  4. I will pretend that my report is due a few days earlier, and I will save my report after every paragraph on the computer and a flashdrive.
  5. I will keep an envelope of all the supplies I need including books that I will use.  I will put my supplies in this envelope when I am done using them.
  6. I will practice my speech three times a day for five days so I am comfortable saying it in front of my classmates.  I will practice in front of family members or friends until I feel confident.
  7. As soon as we get the assignment, I am going to sit with my project partners and do a backwards plan and assign due dates so we all know what to do.  I will make the dues dates a few days early, in case my friends flake.  I will find out what parts my teammates feel most comfortable doing, and let them do that part, so I don’t have to later on. 
  8. I will make sure I have extra paper and ink for my computer, before I begin my project.
  9. I will work in an area away from food.
  10. I will complete my outline three days early and have the teacher check it to see if I am doing it correctly.
  11. I complete my essay three days early and have the teacher check it to see if I am doing it correctly.
  12. I complete a backwards plan and calendar all my assignments before I begin my project.  I will look at my plan everyday.
  13. I will let the teacher know
  14. Since I know that I will be doing a speech at the end of my research, I am going to jot down notes as I research.  I will write my speech as soon as my research is complete, so I have enough time to practice.
  15. I will decide on props for my project right away, so I have time to get them.
  16. If I need a shoebox, I will go to a shoe store and ask if they have extra ones I could buy to use for my project.
  17. I will read my paper backwards to find spelling errors.  I will read it a few days after I have written it.  The final time I correct it, I will read it aloud.
  18. I will use spell check and grammar check for my report.  I will read the paper aloud to make sure it makes sense.

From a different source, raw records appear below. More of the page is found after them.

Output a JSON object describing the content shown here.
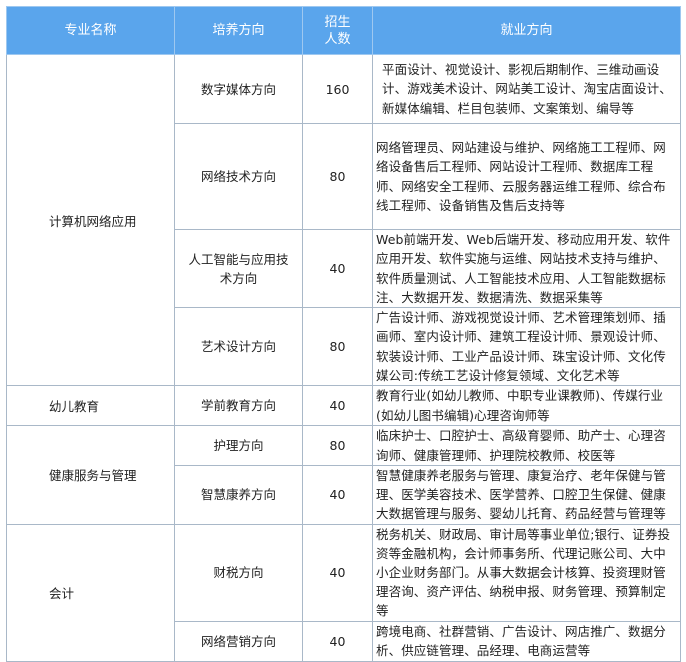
{
  "headers": {
    "major": "专业名称",
    "direction": "培养方向",
    "enroll_line1": "招生",
    "enroll_line2": "人数",
    "employment": "就业方向"
  },
  "groups": [
    {
      "major": "计算机网络应用",
      "rows": [
        {
          "direction": "数字媒体方向",
          "count": "160",
          "jobs": "平面设计、视觉设计、影视后期制作、三维动画设计、游戏美术设计、网站美工设计、淘宝店面设计、新媒体编辑、栏目包装师、文案策划、编导等"
        },
        {
          "direction": "网络技术方向",
          "count": "80",
          "jobs": "网络管理员、网站建设与维护、网络施工工程师、网络设备售后工程师、网站设计工程师、数据库工程师、网络安全工程师、云服务器运维工程师、综合布线工程师、设备销售及售后支持等"
        },
        {
          "direction": "人工智能与应用技术方向",
          "count": "40",
          "jobs": "Web前端开发、Web后端开发、移动应用开发、软件应用开发、软件实施与运维、网站技术支持与维护、软件质量测试、人工智能技术应用、人工智能数据标注、大数据开发、数据清洗、数据采集等"
        },
        {
          "direction": "艺术设计方向",
          "count": "80",
          "jobs": "广告设计师、游戏视觉设计师、艺术管理策划师、插画师、室内设计师、建筑工程设计师、景观设计师、软装设计师、工业产品设计师、珠宝设计师、文化传媒公司:传统工艺设计修复领域、文化艺术等"
        }
      ]
    },
    {
      "major": "幼儿教育",
      "rows": [
        {
          "direction": "学前教育方向",
          "count": "40",
          "jobs": "教育行业(如幼儿教师、中职专业课教师)、传媒行业(如幼儿图书编辑)心理咨询师等"
        }
      ]
    },
    {
      "major": "健康服务与管理",
      "rows": [
        {
          "direction": "护理方向",
          "count": "80",
          "jobs": "临床护士、口腔护士、高级育婴师、助产士、心理咨询师、健康管理师、护理院校教师、校医等"
        },
        {
          "direction": "智慧康养方向",
          "count": "40",
          "jobs": "智慧健康养老服务与管理、康复治疗、老年保健与管理、医学美容技术、医学营养、口腔卫生保健、健康大数据管理与服务、婴幼儿托育、药品经营与管理等"
        }
      ]
    },
    {
      "major": "会计",
      "rows": [
        {
          "direction": "财税方向",
          "count": "40",
          "jobs": "税务机关、财政局、审计局等事业单位;银行、证券投资等金融机构，会计师事务所、代理记账公司、大中小企业财务部门。从事大数据会计核算、投资理财管理咨询、资产评估、纳税申报、财务管理、预算制定等"
        },
        {
          "direction": "网络营销方向",
          "count": "40",
          "jobs": "跨境电商、社群营销、广告设计、网店推广、数据分析、供应链管理、品经理、电商运营等"
        }
      ]
    }
  ]
}
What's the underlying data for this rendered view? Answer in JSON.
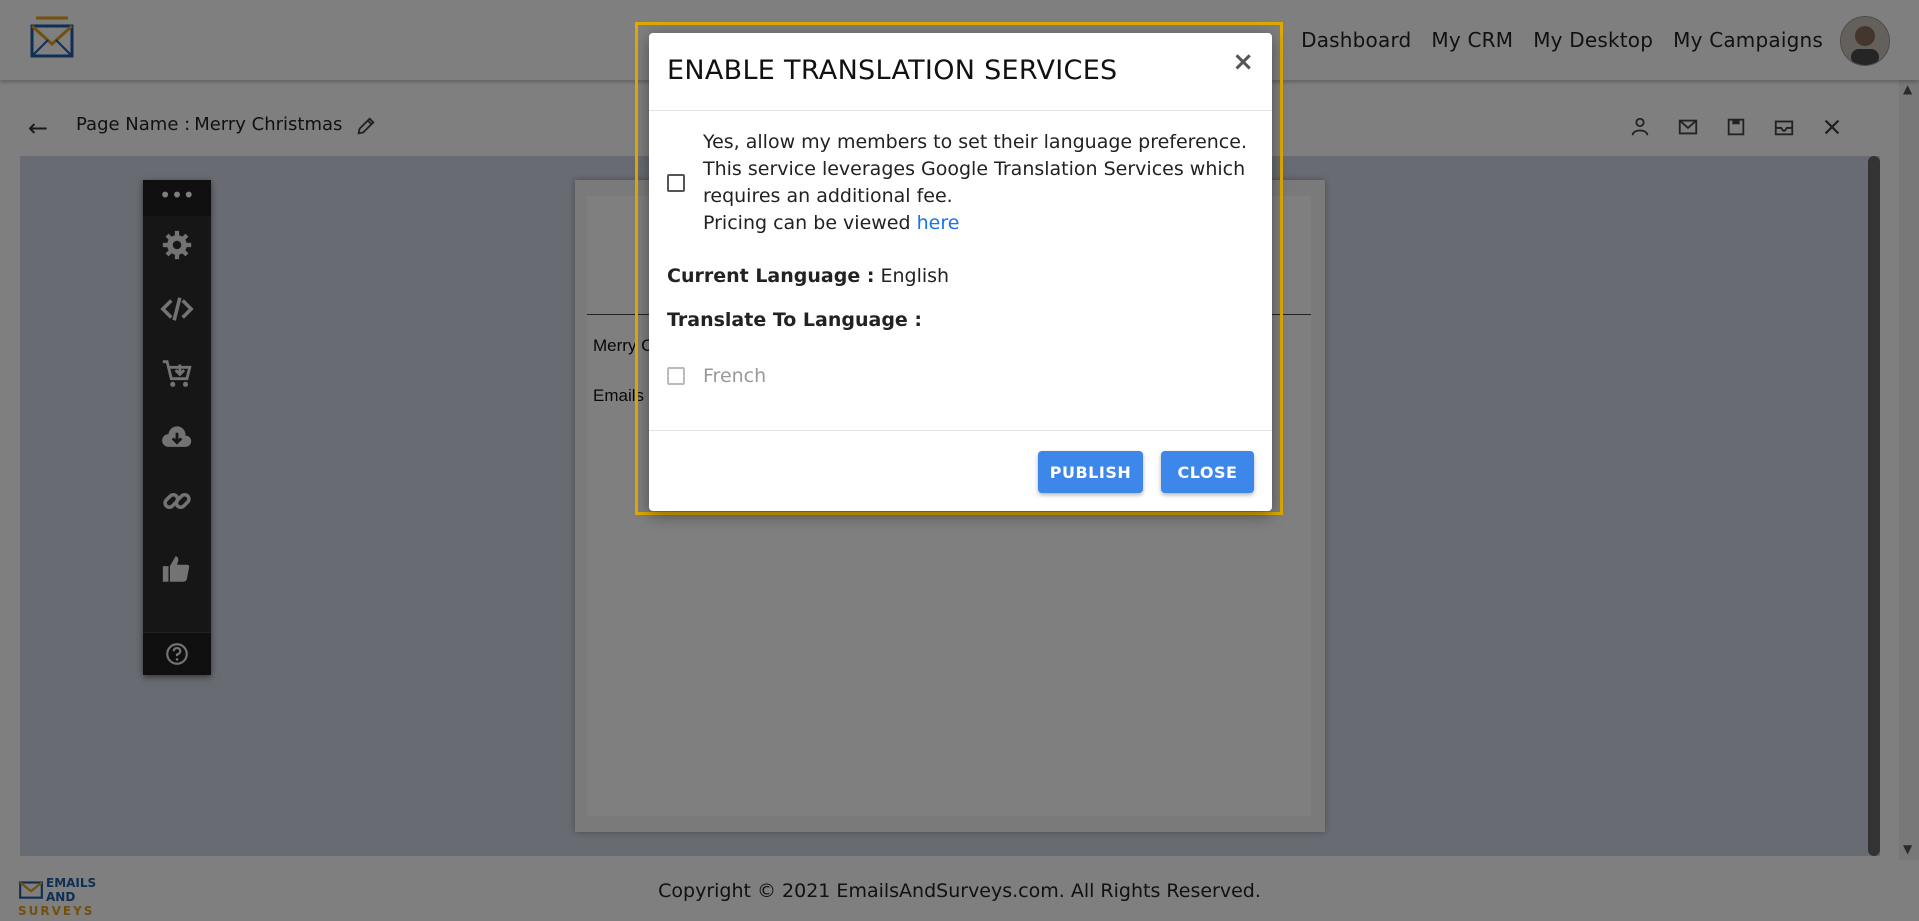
{
  "nav": {
    "items": [
      "Dashboard",
      "My CRM",
      "My Desktop",
      "My Campaigns"
    ]
  },
  "editor": {
    "page_name_label": "Page Name :",
    "page_name_value": "Merry Christmas"
  },
  "document": {
    "line1": "Merry C",
    "line2": "Emails"
  },
  "footer": {
    "logo_line1": "EMAILS AND",
    "logo_line2": "SURVEYS",
    "copyright": "Copyright © 2021 EmailsAndSurveys.com. All Rights Reserved."
  },
  "modal": {
    "title": "ENABLE TRANSLATION SERVICES",
    "close_x": "×",
    "optin_line1": "Yes, allow my members to set their language preference.",
    "optin_line2": "This service leverages Google Translation Services which",
    "optin_line3": "requires an additional fee.",
    "pricing_text": "Pricing can be viewed ",
    "pricing_link": "here",
    "current_language_label": "Current Language :",
    "current_language_value": "English",
    "translate_to_label": "Translate To Language :",
    "languages": [
      "French"
    ],
    "publish_label": "PUBLISH",
    "close_label": "CLOSE"
  },
  "colors": {
    "accent_button": "#3d86ea",
    "highlight_border": "#e0a800",
    "link": "#1a73e8",
    "toolbar_bg": "#2d2d2d"
  }
}
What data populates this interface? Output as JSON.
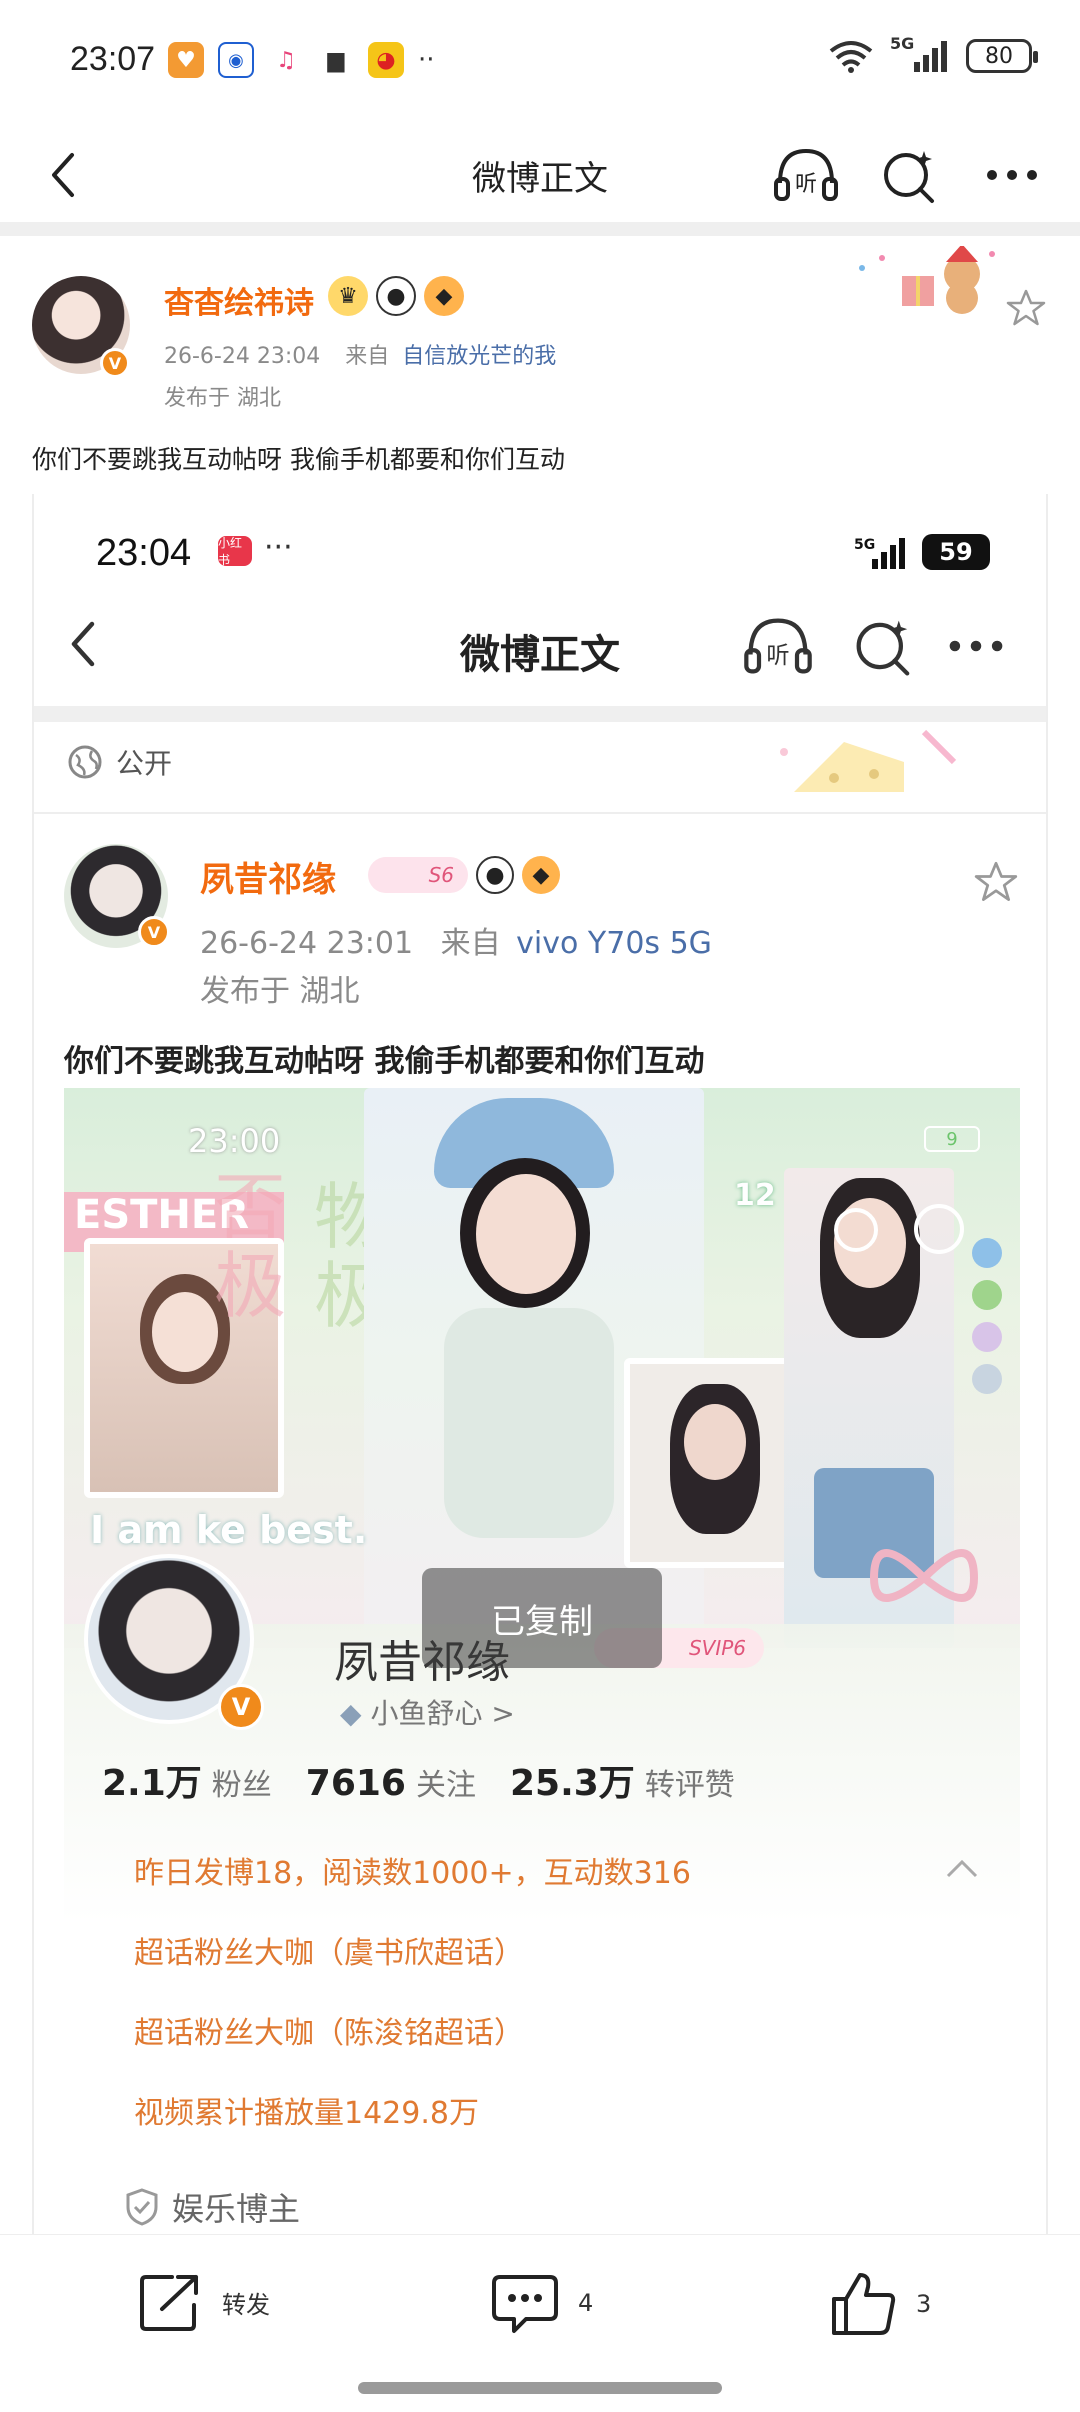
{
  "status_bar": {
    "time": "23:07",
    "battery": "80",
    "network": "5G"
  },
  "nav": {
    "title": "微博正文"
  },
  "post": {
    "username": "杳杳绘祎诗",
    "date": "26-6-24 23:04",
    "source_prefix": "来自",
    "source": "自信放光芒的我",
    "location": "发布于 湖北",
    "text": "你们不要跳我互动帖呀 我偷手机都要和你们互动"
  },
  "embedded": {
    "status_time": "23:04",
    "status_dots": "···",
    "app_badge": "小红书",
    "battery": "59",
    "nav_title": "微博正文",
    "visibility": "公开",
    "username": "夙昔祁缘",
    "level_badge": "S6",
    "date": "26-6-24 23:01",
    "source_prefix": "来自",
    "source": "vivo Y70s 5G",
    "location": "发布于 湖北",
    "text": "你们不要跳我互动帖呀 我偷手机都要和你们互动",
    "photo_time": "23:00",
    "photo_battery": "9",
    "photo_text_en": "I am    ke best.",
    "photo_number": "12",
    "photo_banner": "ESTHER",
    "toast": "已复制",
    "profile": {
      "name": "夙昔祁缘",
      "svip": "SVIP6",
      "fish_link": "小鱼舒心 >",
      "stats": [
        {
          "num": "2.1万",
          "label": "粉丝"
        },
        {
          "num": "7616",
          "label": "关注"
        },
        {
          "num": "25.3万",
          "label": "转评赞"
        }
      ],
      "info": [
        "昨日发博18，阅读数1000+，互动数316",
        "超话粉丝大咖（虞书欣超话）",
        "超话粉丝大咖（陈浚铭超话）",
        "视频累计播放量1429.8万"
      ],
      "role": "娱乐博主"
    }
  },
  "actions": {
    "repost_label": "转发",
    "comment_count": "4",
    "like_count": "3"
  },
  "colors": {
    "accent_orange": "#f26a0f",
    "link_blue": "#4a6ea8",
    "info_orange": "#e07a32"
  }
}
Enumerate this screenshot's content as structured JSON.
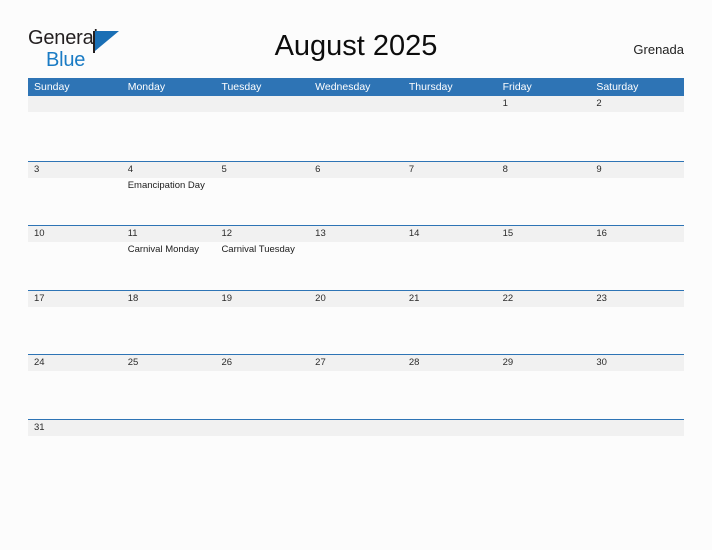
{
  "brand": {
    "name_part1": "General",
    "name_part2": "Blue",
    "flag_icon": "triangle-flag-icon"
  },
  "header": {
    "title": "August 2025",
    "country": "Grenada"
  },
  "colors": {
    "header_blue": "#2e74b5",
    "logo_blue": "#1a7bc4",
    "daynum_band": "#f1f1f1",
    "page_background": "#fcfcfc"
  },
  "weekdays": [
    "Sunday",
    "Monday",
    "Tuesday",
    "Wednesday",
    "Thursday",
    "Friday",
    "Saturday"
  ],
  "weeks": [
    {
      "days": [
        {
          "num": "",
          "event": ""
        },
        {
          "num": "",
          "event": ""
        },
        {
          "num": "",
          "event": ""
        },
        {
          "num": "",
          "event": ""
        },
        {
          "num": "",
          "event": ""
        },
        {
          "num": "1",
          "event": ""
        },
        {
          "num": "2",
          "event": ""
        }
      ]
    },
    {
      "days": [
        {
          "num": "3",
          "event": ""
        },
        {
          "num": "4",
          "event": "Emancipation Day"
        },
        {
          "num": "5",
          "event": ""
        },
        {
          "num": "6",
          "event": ""
        },
        {
          "num": "7",
          "event": ""
        },
        {
          "num": "8",
          "event": ""
        },
        {
          "num": "9",
          "event": ""
        }
      ]
    },
    {
      "days": [
        {
          "num": "10",
          "event": ""
        },
        {
          "num": "11",
          "event": "Carnival Monday"
        },
        {
          "num": "12",
          "event": "Carnival Tuesday"
        },
        {
          "num": "13",
          "event": ""
        },
        {
          "num": "14",
          "event": ""
        },
        {
          "num": "15",
          "event": ""
        },
        {
          "num": "16",
          "event": ""
        }
      ]
    },
    {
      "days": [
        {
          "num": "17",
          "event": ""
        },
        {
          "num": "18",
          "event": ""
        },
        {
          "num": "19",
          "event": ""
        },
        {
          "num": "20",
          "event": ""
        },
        {
          "num": "21",
          "event": ""
        },
        {
          "num": "22",
          "event": ""
        },
        {
          "num": "23",
          "event": ""
        }
      ]
    },
    {
      "days": [
        {
          "num": "24",
          "event": ""
        },
        {
          "num": "25",
          "event": ""
        },
        {
          "num": "26",
          "event": ""
        },
        {
          "num": "27",
          "event": ""
        },
        {
          "num": "28",
          "event": ""
        },
        {
          "num": "29",
          "event": ""
        },
        {
          "num": "30",
          "event": ""
        }
      ]
    },
    {
      "short": true,
      "days": [
        {
          "num": "31",
          "event": ""
        },
        {
          "num": "",
          "event": ""
        },
        {
          "num": "",
          "event": ""
        },
        {
          "num": "",
          "event": ""
        },
        {
          "num": "",
          "event": ""
        },
        {
          "num": "",
          "event": ""
        },
        {
          "num": "",
          "event": ""
        }
      ]
    }
  ]
}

  19. I will read the assignment as if I am going to do it right then to make sure that I understand every part.  I will ask the teacher to clarify anything I do not understand.
  20. I will put away my project when I am not working on it. 
  21. I will save my project in two places; on the hard drive and on a flash drive.  I will save after every new paragraph.
  22. If I am absent, I will ask the teacher what I missed and the due dates for new assignments I might have missed. 
  23. I will create a checklist for items that need to be completed and check them off until they are all checked as completed.
  24. I will read each paragraph to make sure that each one is about the topic.
  25. See number 18
  26. I will ask the teacher to review my citings to be sure that they are done correctly a week before I turn the report in to the teacher.
  27. My teacher was a harsh grader.
  28. I will treat myself to some fun activities after I complete parts of my project.  I will set a time limit and set a timer to remind me to get back to my project.
  29. I will use the backwards planning procedure.
  30. Refer to number 7.

 

Be sure to look at your “Goal Achieving List" every morning before you leave for school.